Below the Groyne, Step in Time and Goodnight Light

"Below the Groyne" :- This is the mighty Albion Groyne (breakwater) that's just to the Western side of Brighton's famous Victorian pier (you can see it's white ornate iron railings on the right of this image). This is a rare and unusual view of this gargantuan victorian structure as it's normally surrounded by seawater. The shot was taken in August 2012 during an exceptionally low tide which exposed more of the beach than I have ever seen before. This was one of the first two concrete groynes to be built in Brighton. The first was the East Street groyne in 1867 and then this one, the Albion Groyne was built 9 years later in 1876. There's a large Victorian outfall built into its Eastern side and the groyne is famously the one that features in virtually all the photos featuring rough seas and huge waves in Brighton ( like this one :- http://brightonbits.blogspot.co.uk/2014/01/rough-seas-at-albion-groyne.html).



"Step in Time" :- These steps on Satldeans promenade and seafront have carried people up and down for 85 years. It's easy to take things for granted and to ignore their history but when you stop to actually take it all in it's mindblowing ... maybe that's why we take it all for granted. The elegant fashions of the 30's, 40's and 50's came and went. Then the free and fun loving 60's fashions took over, skirts got shorter as hair got longer and then they gave way to the 70's where men and women alike grew their hair and long coats and flares did battle with drain pipes and suits which in turn battled with leather and chains.

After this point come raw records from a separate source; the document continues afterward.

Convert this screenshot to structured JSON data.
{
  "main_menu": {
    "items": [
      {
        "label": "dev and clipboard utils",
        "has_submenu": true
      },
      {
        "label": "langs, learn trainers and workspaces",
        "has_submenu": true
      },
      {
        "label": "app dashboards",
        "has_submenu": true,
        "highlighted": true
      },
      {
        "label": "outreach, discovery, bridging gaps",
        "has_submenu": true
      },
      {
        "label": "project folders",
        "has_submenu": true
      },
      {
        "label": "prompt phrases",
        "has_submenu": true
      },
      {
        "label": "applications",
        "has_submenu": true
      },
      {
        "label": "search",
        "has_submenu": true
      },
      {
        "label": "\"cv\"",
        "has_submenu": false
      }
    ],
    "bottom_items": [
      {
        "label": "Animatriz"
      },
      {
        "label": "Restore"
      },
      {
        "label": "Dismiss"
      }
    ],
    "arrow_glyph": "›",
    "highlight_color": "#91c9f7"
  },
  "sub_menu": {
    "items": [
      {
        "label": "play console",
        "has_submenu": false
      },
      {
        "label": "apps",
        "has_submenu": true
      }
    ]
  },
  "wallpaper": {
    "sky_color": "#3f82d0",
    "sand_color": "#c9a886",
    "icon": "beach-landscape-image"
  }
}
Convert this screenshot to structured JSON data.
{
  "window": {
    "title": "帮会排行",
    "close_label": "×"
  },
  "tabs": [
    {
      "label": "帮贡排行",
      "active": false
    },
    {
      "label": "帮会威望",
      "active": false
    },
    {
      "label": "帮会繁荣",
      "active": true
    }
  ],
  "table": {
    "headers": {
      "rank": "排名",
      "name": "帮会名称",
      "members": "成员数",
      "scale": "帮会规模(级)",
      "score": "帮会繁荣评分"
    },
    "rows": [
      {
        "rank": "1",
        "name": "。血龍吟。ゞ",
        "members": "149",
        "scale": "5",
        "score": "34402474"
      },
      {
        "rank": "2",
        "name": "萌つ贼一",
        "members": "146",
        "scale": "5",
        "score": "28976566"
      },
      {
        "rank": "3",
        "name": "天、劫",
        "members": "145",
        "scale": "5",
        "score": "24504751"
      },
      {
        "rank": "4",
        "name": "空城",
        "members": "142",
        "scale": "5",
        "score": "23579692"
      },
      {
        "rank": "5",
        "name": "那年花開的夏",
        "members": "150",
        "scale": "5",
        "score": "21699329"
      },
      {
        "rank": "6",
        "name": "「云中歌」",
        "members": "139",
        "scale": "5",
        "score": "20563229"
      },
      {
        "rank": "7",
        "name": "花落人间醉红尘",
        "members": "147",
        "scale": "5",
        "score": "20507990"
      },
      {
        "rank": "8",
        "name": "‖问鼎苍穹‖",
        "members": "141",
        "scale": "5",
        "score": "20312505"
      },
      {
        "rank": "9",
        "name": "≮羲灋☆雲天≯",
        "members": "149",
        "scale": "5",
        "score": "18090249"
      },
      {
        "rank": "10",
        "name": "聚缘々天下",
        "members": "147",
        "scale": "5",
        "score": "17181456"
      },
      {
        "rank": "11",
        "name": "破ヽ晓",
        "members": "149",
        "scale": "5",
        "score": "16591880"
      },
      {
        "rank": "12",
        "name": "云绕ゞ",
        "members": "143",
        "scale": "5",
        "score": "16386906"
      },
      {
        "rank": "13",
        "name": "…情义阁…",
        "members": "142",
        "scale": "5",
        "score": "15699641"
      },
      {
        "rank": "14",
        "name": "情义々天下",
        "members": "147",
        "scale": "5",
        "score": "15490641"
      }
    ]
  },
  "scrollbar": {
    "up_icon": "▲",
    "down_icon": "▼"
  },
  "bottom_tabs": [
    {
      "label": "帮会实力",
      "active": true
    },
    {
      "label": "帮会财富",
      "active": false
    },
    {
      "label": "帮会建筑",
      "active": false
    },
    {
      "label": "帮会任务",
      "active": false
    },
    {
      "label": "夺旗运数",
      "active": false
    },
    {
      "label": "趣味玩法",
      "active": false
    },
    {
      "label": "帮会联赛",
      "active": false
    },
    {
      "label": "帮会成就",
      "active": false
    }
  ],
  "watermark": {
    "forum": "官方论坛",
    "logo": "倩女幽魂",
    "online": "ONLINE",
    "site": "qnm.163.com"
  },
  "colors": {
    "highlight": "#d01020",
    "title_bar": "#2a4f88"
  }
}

These steps have seen it all.



"Goodnight Light" :- I know what you're thinking...well, I think I do. You're thinking along the lines of "Ooh nice snow on the beach shot!". But it's not snow, there is no snow in this image whatsoever. It's an illusion created by the evening light bouncing of the still water that's settled in the rock pools. The rocks are thrown into silhouette which adds to the deception making the water look whiter. This was shot back in December at Ovingdean Gap just as the sunset was dying out and fading away. Once again, timing is everything.



All Photography Copyright © Justin Hill